> [Dataset entries]:
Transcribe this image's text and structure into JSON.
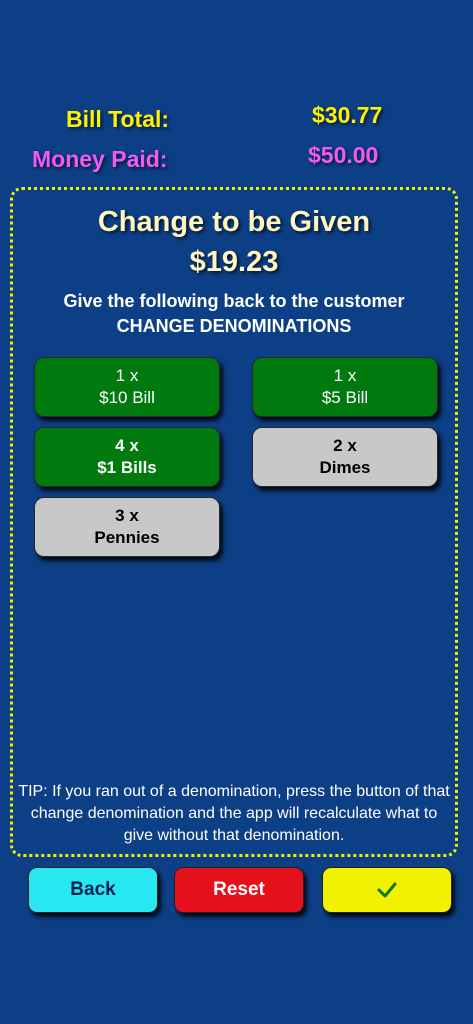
{
  "summary": {
    "bill_total_label": "Bill Total:",
    "bill_total_value": "$30.77",
    "money_paid_label": "Money Paid:",
    "money_paid_value": "$50.00"
  },
  "panel": {
    "title": "Change to be Given",
    "amount": "$19.23",
    "instruction": "Give the following back to the customer",
    "subtitle": "CHANGE DENOMINATIONS",
    "denominations": [
      {
        "count": "1 x",
        "name": "$10 Bill",
        "status": "available"
      },
      {
        "count": "1 x",
        "name": "$5 Bill",
        "status": "available"
      },
      {
        "count": "4 x",
        "name": "$1 Bills",
        "status": "available"
      },
      {
        "count": "2 x",
        "name": "Dimes",
        "status": "unavailable"
      },
      {
        "count": "3 x",
        "name": "Pennies",
        "status": "unavailable"
      }
    ],
    "tip": "TIP: If you ran out of a denomination, press the button of that change denomination and the app will recalculate what to give without that denomination."
  },
  "actions": {
    "back_label": "Back",
    "reset_label": "Reset",
    "confirm_icon": "checkmark-icon"
  },
  "colors": {
    "background": "#0d3f86",
    "bill_total": "#fff200",
    "money_paid": "#f05af0",
    "available_denomination": "#007a0e",
    "unavailable_denomination": "#c8c8c8",
    "back_button": "#27e8f0",
    "reset_button": "#e4101c",
    "confirm_button": "#f2f200"
  }
}
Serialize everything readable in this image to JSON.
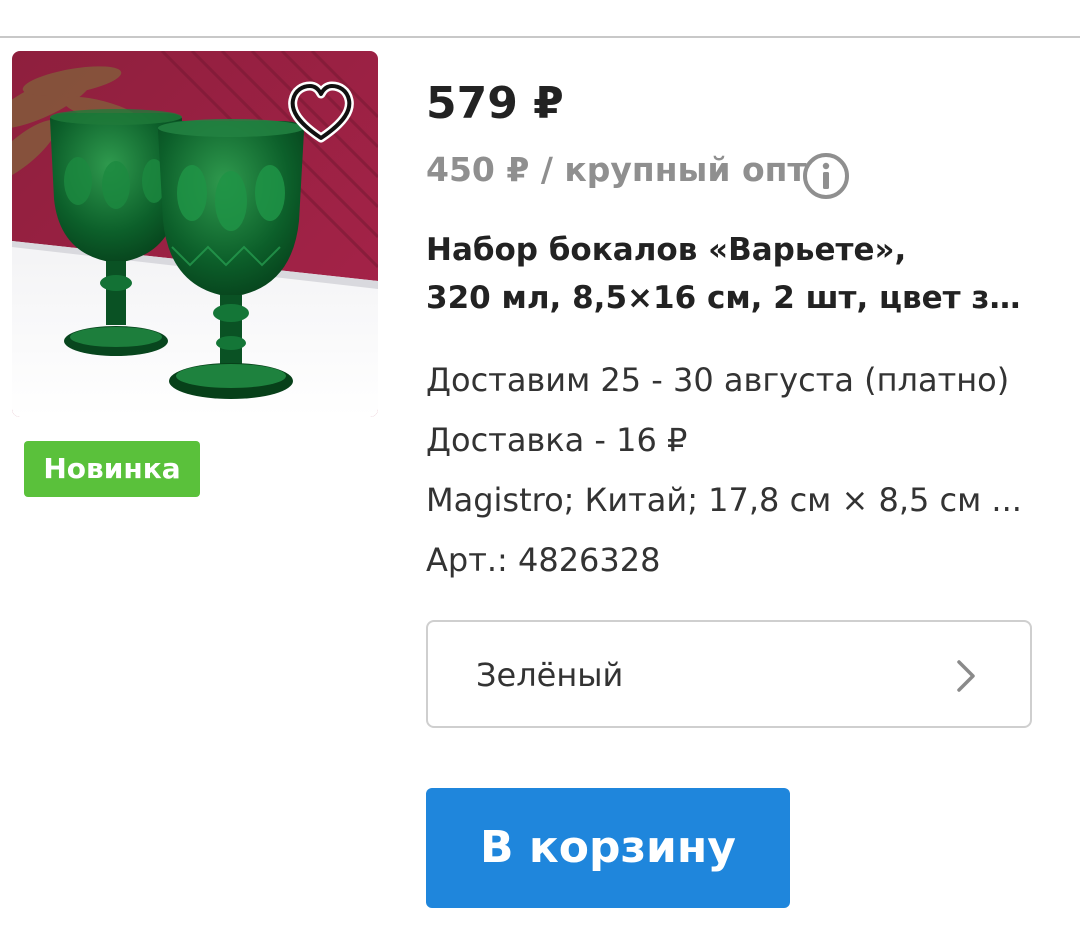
{
  "product": {
    "price": "579 ₽",
    "wholesale_price": "450 ₽ / крупный опт",
    "badge": "Новинка",
    "title_line1": "Набор бокалов «Варьете»,",
    "title_line2": "320 мл, 8,5×16 см, 2 шт, цвет зе...",
    "delivery_dates": "Доставим 25 - 30 августа (платно)",
    "delivery_cost": "Доставка - 16 ₽",
    "specs": "Magistro; Китай; 17,8 см × 8,5 см ...",
    "sku": "Арт.: 4826328"
  },
  "variant": {
    "selected": "Зелёный"
  },
  "actions": {
    "add_to_cart": "В корзину"
  },
  "icons": {
    "favorite": "heart-icon",
    "info": "info-icon",
    "variant_chevron": "chevron-right-icon"
  },
  "colors": {
    "badge_green": "#5ac13b",
    "cart_button_blue": "#1f86dc",
    "muted_text": "#8f8f8f"
  }
}
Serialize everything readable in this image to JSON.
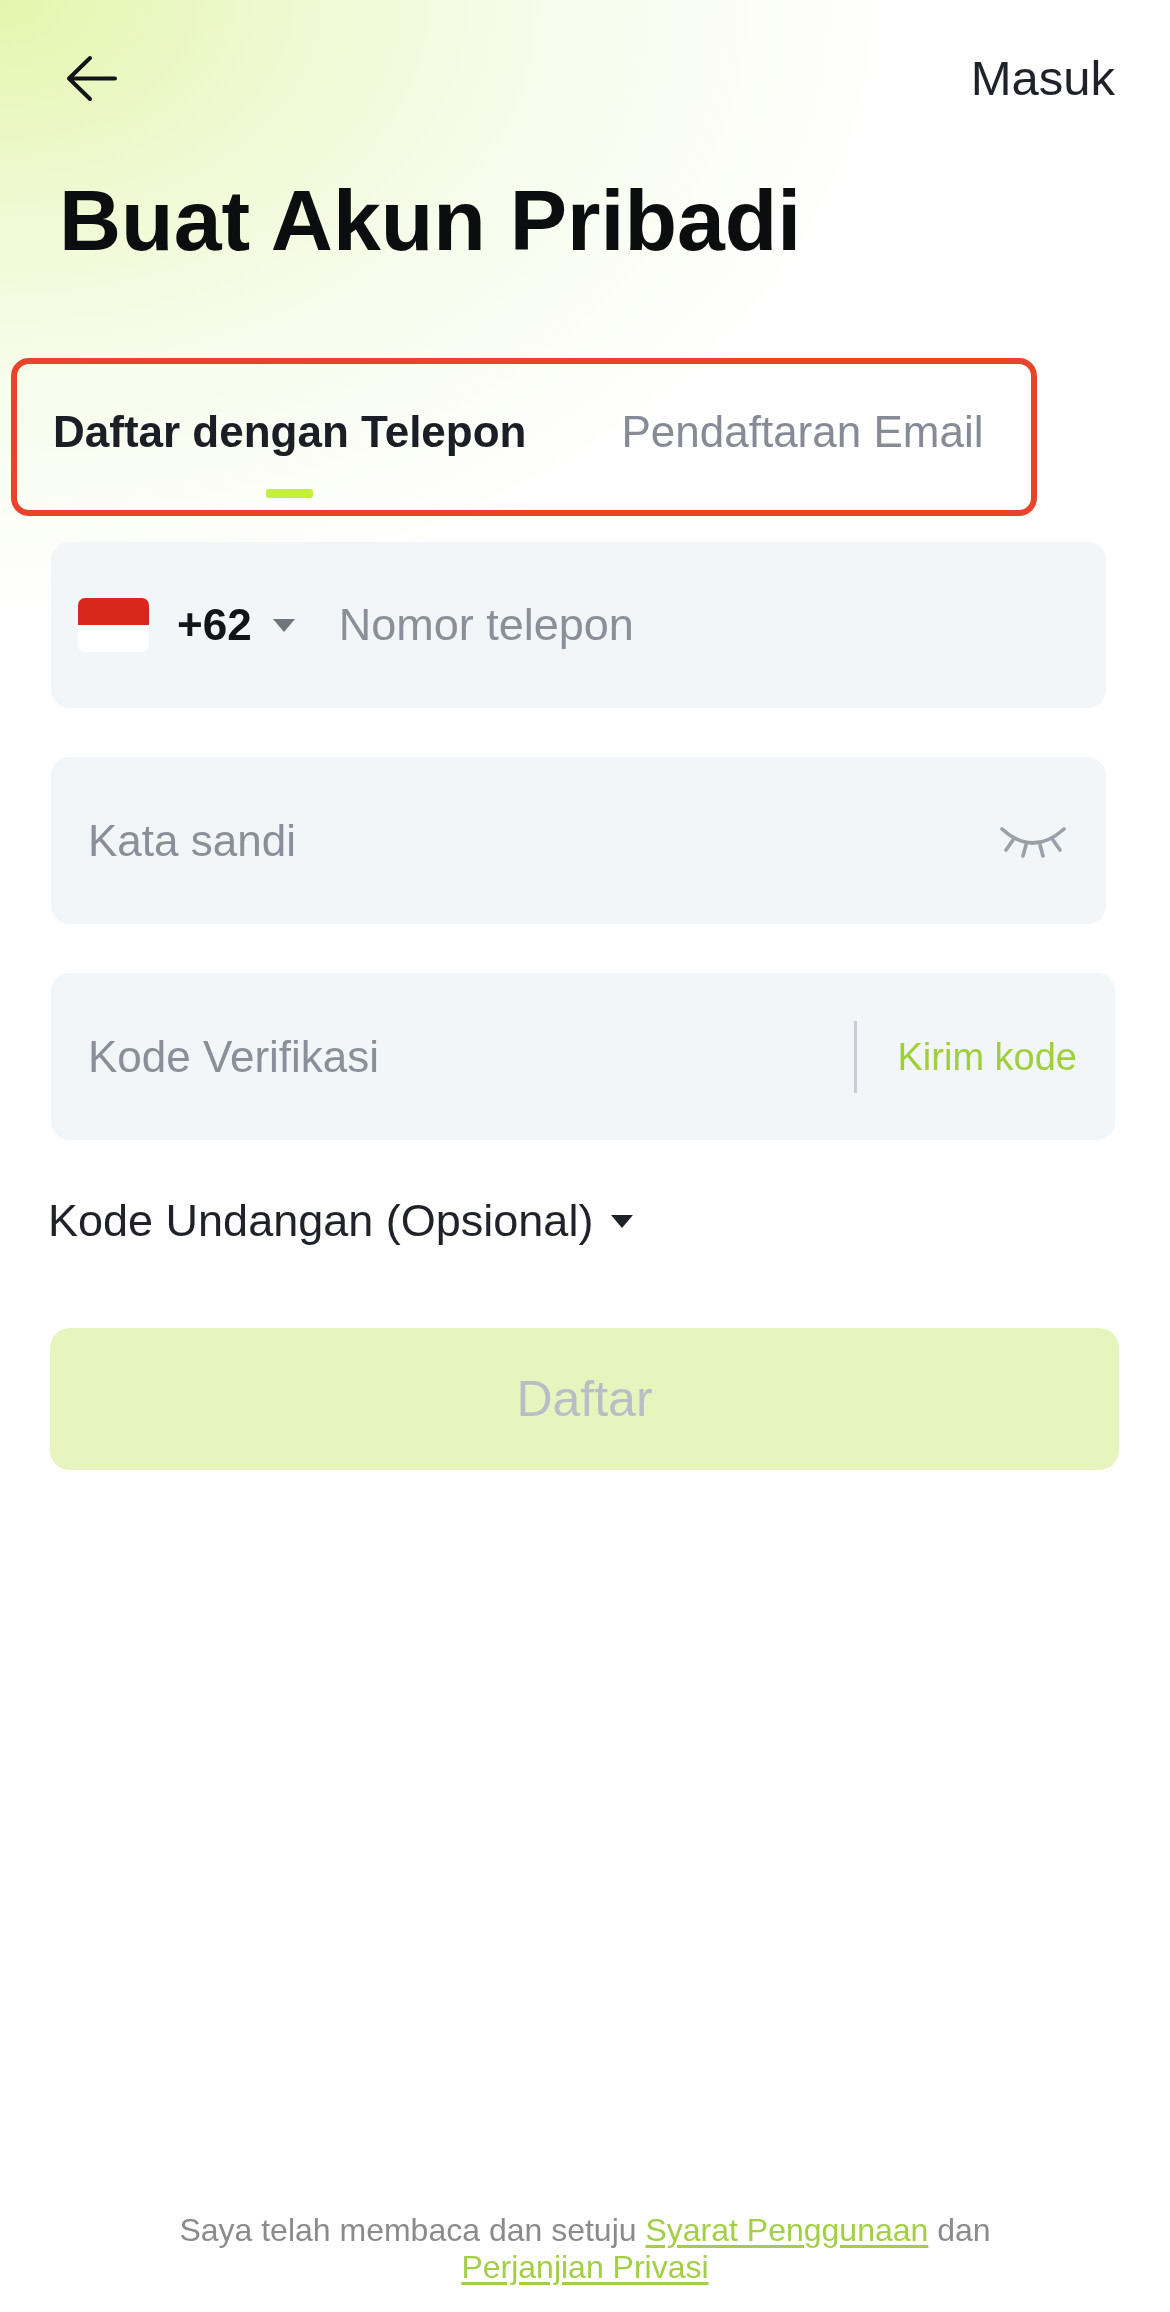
{
  "header": {
    "action_link": "Masuk"
  },
  "title": "Buat Akun Pribadi",
  "tabs": {
    "highlighted": true,
    "items": [
      {
        "label": "Daftar dengan Telepon",
        "selected": true
      },
      {
        "label": "Pendaftaran Email",
        "selected": false
      }
    ]
  },
  "fields": [
    {
      "kind": "phone",
      "country_code": "+62",
      "placeholder": "Nomor telepon"
    },
    {
      "kind": "password",
      "placeholder": "Kata sandi",
      "visible": false
    },
    {
      "kind": "code",
      "placeholder": "Kode Verifikasi",
      "action": "Kirim kode"
    }
  ],
  "invite_toggle": {
    "label": "Kode Undangan (Opsional)",
    "expanded": false
  },
  "submit_button": {
    "label": "Daftar",
    "disabled": true
  },
  "footer": {
    "parts": [
      {
        "kind": "text",
        "text": "Saya telah membaca dan setuju "
      },
      {
        "kind": "link",
        "text": "Syarat Penggunaan"
      },
      {
        "kind": "text",
        "text": " dan "
      },
      {
        "kind": "link",
        "text": "Perjanjian Privasi"
      }
    ]
  }
}
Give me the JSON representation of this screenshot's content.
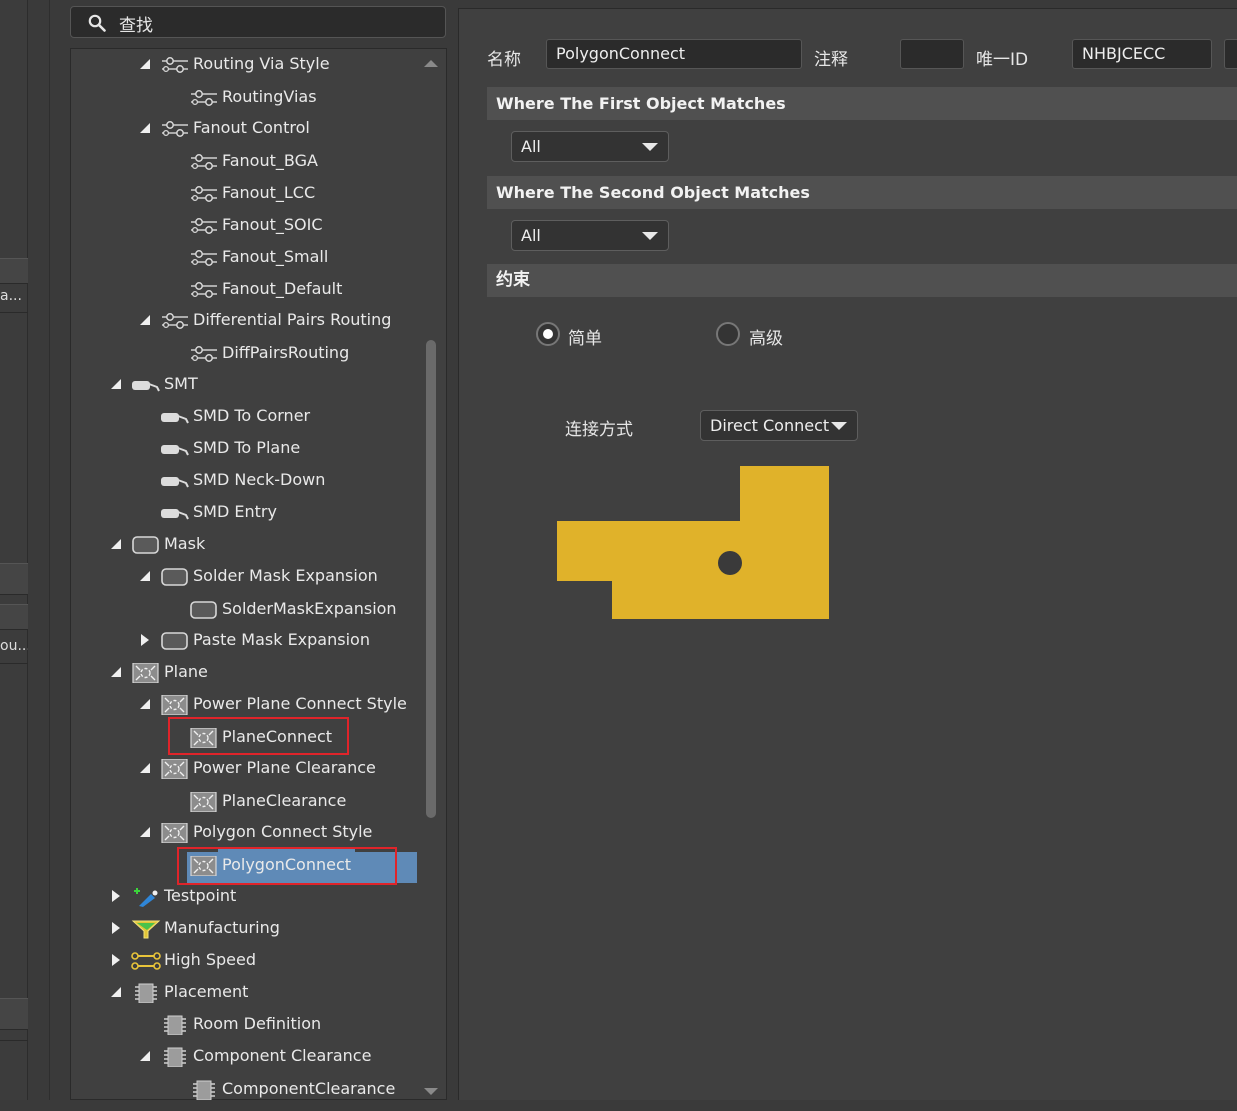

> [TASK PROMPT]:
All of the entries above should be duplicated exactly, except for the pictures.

> [ANSWER SPACE]:
Transcribe this image's text and structure into JSON.
{
  "summary": {
    "bill_total_label": "Bill Total:",
    "bill_total_value": "$30.77",
    "money_paid_label": "Money Paid:",
    "money_paid_value": "$50.00"
  },
  "panel": {
    "title": "Change to be Given",
    "amount": "$19.23",
    "instruction": "Give the following back to the customer",
    "subtitle": "CHANGE DENOMINATIONS",
    "denominations": [
      {
        "count": "1 x",
        "name": "$10 Bill",
        "status": "available"
      },
      {
        "count": "1 x",
        "name": "$5 Bill",
        "status": "available"
      },
      {
        "count": "4 x",
        "name": "$1 Bills",
        "status": "available"
      },
      {
        "count": "2 x",
        "name": "Dimes",
        "status": "unavailable"
      },
      {
        "count": "3 x",
        "name": "Pennies",
        "status": "unavailable"
      }
    ],
    "tip": "TIP: If you ran out of a denomination, press the button of that change denomination and the app will recalculate what to give without that denomination."
  },
  "actions": {
    "back_label": "Back",
    "reset_label": "Reset",
    "confirm_icon": "checkmark-icon"
  },
  "colors": {
    "background": "#0d3f86",
    "bill_total": "#fff200",
    "money_paid": "#f05af0",
    "available_denomination": "#007a0e",
    "unavailable_denomination": "#c8c8c8",
    "back_button": "#27e8f0",
    "reset_button": "#e4101c",
    "confirm_button": "#f2f200"
  }
}
Serialize everything readable in this image to JSON.
{
  "product": {
    "price": "579 ₽",
    "wholesale_price": "450 ₽ / крупный опт",
    "badge": "Новинка",
    "title_line1": "Набор бокалов «Варьете»,",
    "title_line2": "320 мл, 8,5×16 см, 2 шт, цвет зе...",
    "delivery_dates": "Доставим 25 - 30 августа (платно)",
    "delivery_cost": "Доставка - 16 ₽",
    "specs": "Magistro; Китай; 17,8 см × 8,5 см ...",
    "sku": "Арт.: 4826328"
  },
  "variant": {
    "selected": "Зелёный"
  },
  "actions": {
    "add_to_cart": "В корзину"
  },
  "icons": {
    "favorite": "heart-icon",
    "info": "info-icon",
    "variant_chevron": "chevron-right-icon"
  },
  "colors": {
    "badge_green": "#5ac13b",
    "cart_button_blue": "#1f86dc",
    "muted_text": "#8f8f8f"
  }
}
Serialize everything readable in this image to JSON.
{
  "header": {
    "action_link": "Masuk"
  },
  "title": "Buat Akun Pribadi",
  "tabs": {
    "highlighted": true,
    "items": [
      {
        "label": "Daftar dengan Telepon",
        "selected": true
      },
      {
        "label": "Pendaftaran Email",
        "selected": false
      }
    ]
  },
  "fields": [
    {
      "kind": "phone",
      "country_code": "+62",
      "placeholder": "Nomor telepon"
    },
    {
      "kind": "password",
      "placeholder": "Kata sandi",
      "visible": false
    },
    {
      "kind": "code",
      "placeholder": "Kode Verifikasi",
      "action": "Kirim kode"
    }
  ],
  "invite_toggle": {
    "label": "Kode Undangan (Opsional)",
    "expanded": false
  },
  "submit_button": {
    "label": "Daftar",
    "disabled": true
  },
  "footer": {
    "parts": [
      {
        "kind": "text",
        "text": "Saya telah membaca dan setuju "
      },
      {
        "kind": "link",
        "text": "Syarat Penggunaan"
      },
      {
        "kind": "text",
        "text": " dan "
      },
      {
        "kind": "link",
        "text": "Perjanjian Privasi"
      }
    ]
  }
}
Give me the JSON representation of this screenshot's content.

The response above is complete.